Patients could not have received prior systemic or liver-directed therapy for metastatic disease, nor could they have had symptomatic central nervous system metastases, active autoimmune disease for which they are receiving glucocorticoids, or have been receiving systemic immunosuppressive treatment.
A total of 378 participants were randomized 2:1 to receive tebentafusp (n = 252) or investigator's choice of treatment (n = 126), which could have included single-agent pembrolizumab (Keytruda; n = 103), ipilimumab (Yervoy; n = 16), or dacarbazine (n = 7).
Because intrapatient dose escalation of tebentafusp had been found to reduce toxicity, patients were given the drug intravenously (IV) at a dose of 20 μg on day 1, 30 μg on day 8, and 68 μg weekly thereafter. During the dose escalation, patients were monitored overnight after they received the treatment for the first 3 weeks.
Within the control group, IV pembrolizumab was given at a dose of 2 mg/kg of body weight to a maximum of 200 mg per dose or a fixed dose of 200 mg on day 1 of each 21-day treatment cycle. Those who received ipilimumab received it IV at a dose of 3 mg/kg on day 1 of each 21-day cycle for a maximum of 4 doses. IV dacarbazine was given at a dose of 1000 mg/m2 of body surface area on day 1 of each 21-day cycle.
Patients were stratified based on their lactate dehydrogenase (LDH) status (higher than the upper limit of normal [ULN] range vs less than or equal to ULN).
With the exception of ipilimumab, treatment was given until radiographic progression, intolerable toxicity, investigator decision, or withdrawn consent.
The primary end point of the trial was OS, and secondary end points included disease control rate, objective response rate, and progression-free survival. All secondary end points were done via investigator assessment, and they were aware of the treatment assignment. Safety was also evaluated.
Among the randomized patients, 36% had a LDH level that was above the ULN, 5% had extrahepatic disease only, and the median time since their primary diagnosis was 2.8 years. No substantial difference between the groups was observed with regard to these variables.
The data cutoff date for the interim analysis of the trial was October 13, 2020, and the median duration of follow-up was 14.1 months.
Additional data showed that tebentafusp also significantly improved PFS vs investigator's choice of treatment in the intent-to-treat population. The 6-month PFS rates in the investigative and control arms were 31% and 19%, respectively (HR, 0.73; 95% CI, 0.58-0.94; P = .01).
Tebentafusp elicited an ORR of 9% (95% CI, 6%-13%) vs 5% (95% CI, 2%-10%) with investigator's choice of treatment. The median duration of response in the investigative arm was 9.9 months vs 9.7 months in the control arm. Moreover, the disease control rate proved to be higher with tebentafusp vs the control treatments, at 46% (95% CI, 39%-52%) vs 27% (95% CI, 20%-36%), respectively.

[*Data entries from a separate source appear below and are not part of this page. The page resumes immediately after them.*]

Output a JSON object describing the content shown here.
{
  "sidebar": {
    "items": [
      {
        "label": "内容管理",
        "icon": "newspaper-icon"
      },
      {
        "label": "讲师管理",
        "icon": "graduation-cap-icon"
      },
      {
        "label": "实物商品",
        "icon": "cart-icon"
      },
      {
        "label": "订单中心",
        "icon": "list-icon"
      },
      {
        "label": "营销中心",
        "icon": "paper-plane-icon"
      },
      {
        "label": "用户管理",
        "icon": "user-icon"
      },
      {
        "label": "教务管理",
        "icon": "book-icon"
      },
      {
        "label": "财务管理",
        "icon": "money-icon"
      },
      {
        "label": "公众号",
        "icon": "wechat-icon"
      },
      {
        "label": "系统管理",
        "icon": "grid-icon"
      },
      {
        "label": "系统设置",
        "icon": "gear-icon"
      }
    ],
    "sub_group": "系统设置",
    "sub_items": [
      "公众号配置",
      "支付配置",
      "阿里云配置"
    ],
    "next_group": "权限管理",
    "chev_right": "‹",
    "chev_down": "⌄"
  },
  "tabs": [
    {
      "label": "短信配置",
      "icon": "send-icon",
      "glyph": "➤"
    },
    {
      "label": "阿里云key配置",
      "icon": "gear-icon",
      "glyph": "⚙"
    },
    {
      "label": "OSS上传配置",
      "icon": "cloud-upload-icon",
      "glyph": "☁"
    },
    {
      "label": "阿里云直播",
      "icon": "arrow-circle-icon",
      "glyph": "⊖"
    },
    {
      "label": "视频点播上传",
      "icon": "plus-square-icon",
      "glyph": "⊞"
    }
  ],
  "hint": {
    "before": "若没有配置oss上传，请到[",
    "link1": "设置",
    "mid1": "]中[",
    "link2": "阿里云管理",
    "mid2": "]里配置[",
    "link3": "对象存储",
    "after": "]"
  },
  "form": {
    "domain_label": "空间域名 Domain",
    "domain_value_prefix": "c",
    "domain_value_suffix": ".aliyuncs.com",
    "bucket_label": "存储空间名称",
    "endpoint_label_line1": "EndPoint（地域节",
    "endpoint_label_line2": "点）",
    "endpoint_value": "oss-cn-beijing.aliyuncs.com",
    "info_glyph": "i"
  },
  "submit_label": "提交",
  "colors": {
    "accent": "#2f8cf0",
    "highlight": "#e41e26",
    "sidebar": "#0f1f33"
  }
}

Findings from a landmark-based analysis revealed that tebtentafusp also improved survival over investigator's choice of treatment in those who experienced disease progression as their best response before day 100, at an estimated median OS of 15.3 months (95% CI, 12.0–not reached) vs 6.5 months (95% CI, 4.9-13.4), respectively (HR, 0.43; 95% CI, 0.27-0.68).
More patients who received tebentafusp experienced tumor regression that did not meet RECIST criteria for partial respones than those who received control treatment. In both arms, tumor regression was noted to be linked with longer OS.

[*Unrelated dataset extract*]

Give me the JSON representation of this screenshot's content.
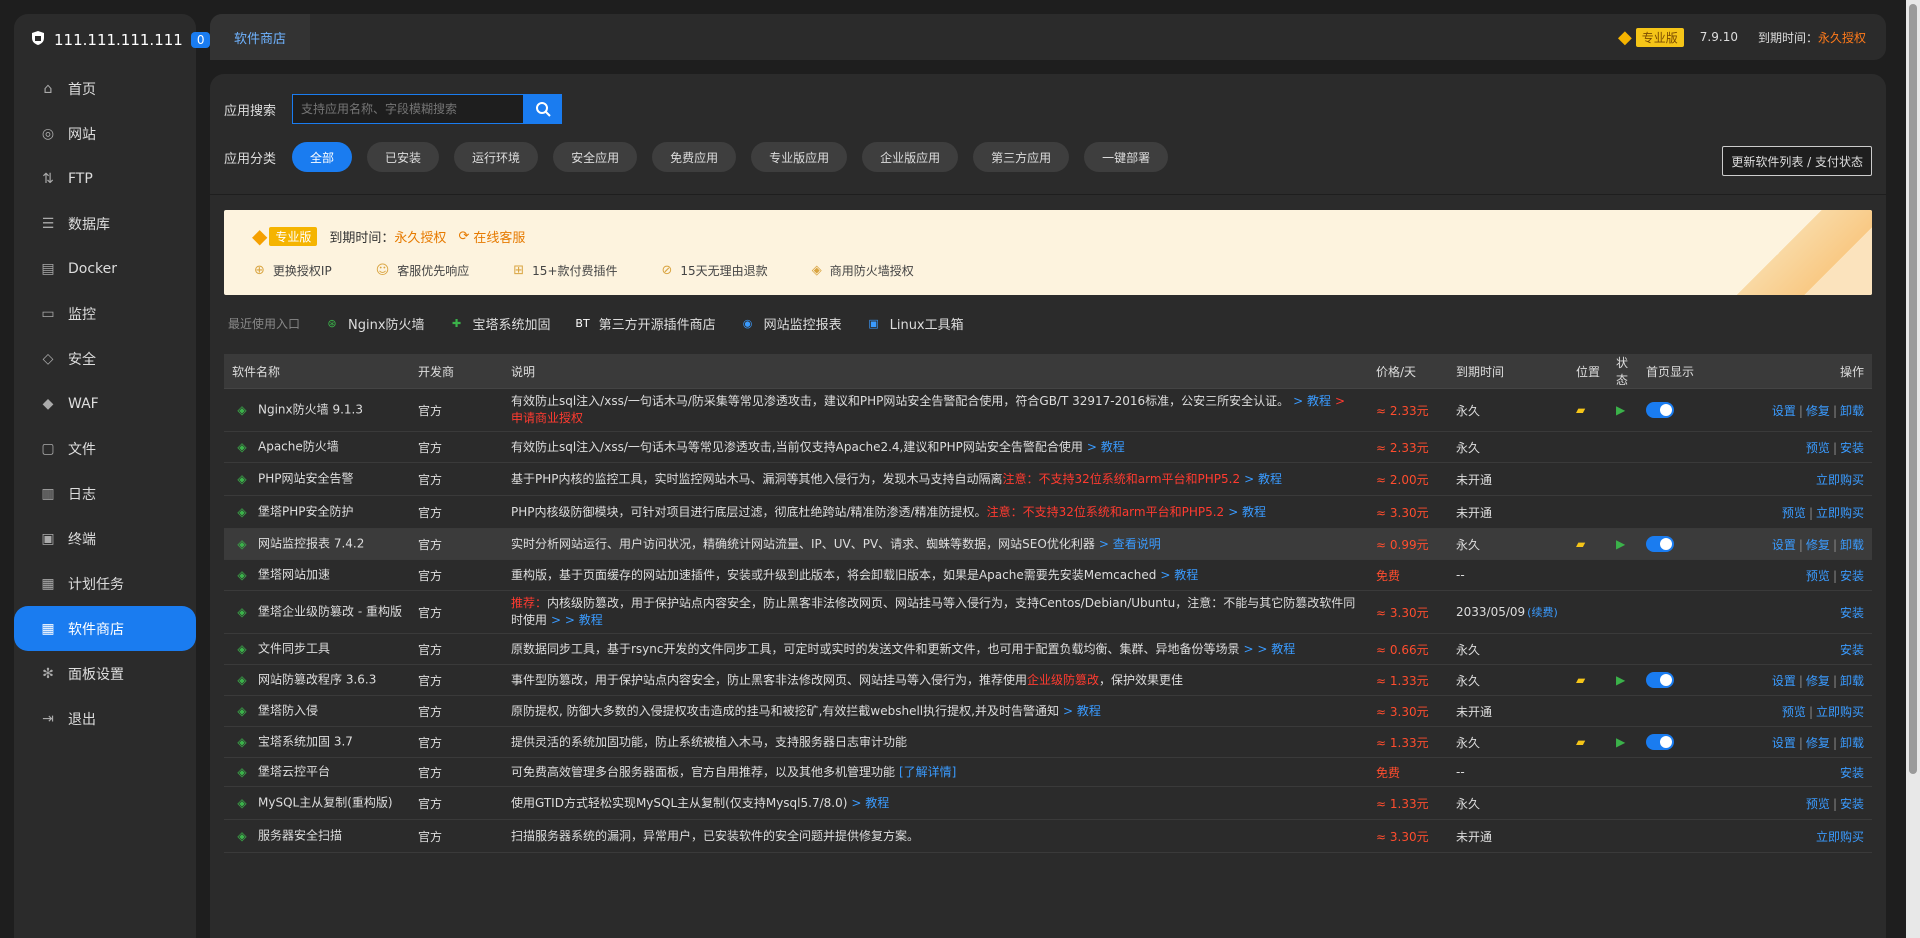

The treatment-related adverse effects experienced with tebentafusp proved to be manageable and consistent with the proposed mechanism. The most common grade 3 or higher toxicities incluided rash (18%), pyrexia (4%), and pruritus (5%).
Among the 245 patients who received tebentafusp, grade 3 cytokine release syndrome (CRS) was experienced by less than 1% of patients and was found to be generally well managed. Notably, no grade 4 or 5 CRS effects were reported. However, a boxed warning is included for this toxicity, as it can potentially become serious or life threatening if not appropriately managed.
“Uveal melanoma is a devastating disease that has historically resulted in death within a year of metastasis for our patients,” said John Kirkwood, MD, director of the Melanoma Center at the UPMC Hillman Cancer Center, added in the press release. “The approval of tebentafusp-tebn represents a major paradigm shift in the treatment of metastatic uveal melanoma, and for the first time offers hope to those with this aggressive form of cancer.”
Immunocore Holdings Limited stated that they are ready to commercialize the product and anticipates making the agent commercially available in the United States within weeks.
In February 2021, the FDA granted a breakthrough therapy designation to tebentafusp for patients with unresectable or metastatic uveal melanoma.3 In August 2021, the FDA and the European Medicines Agency accepted applications seeking the approval of the agent for use in the treatment of adult patients with HLA-A*02:01–positive metastatic uveal melanoma.4
The United Kingdom's Medicines and Healthcare Regulatory Agency, Health Canada, and the Australian Government Department of Health Therapeutic Goods Administration have also accepted the submission of the company's marketing authorization application for tebentafusp.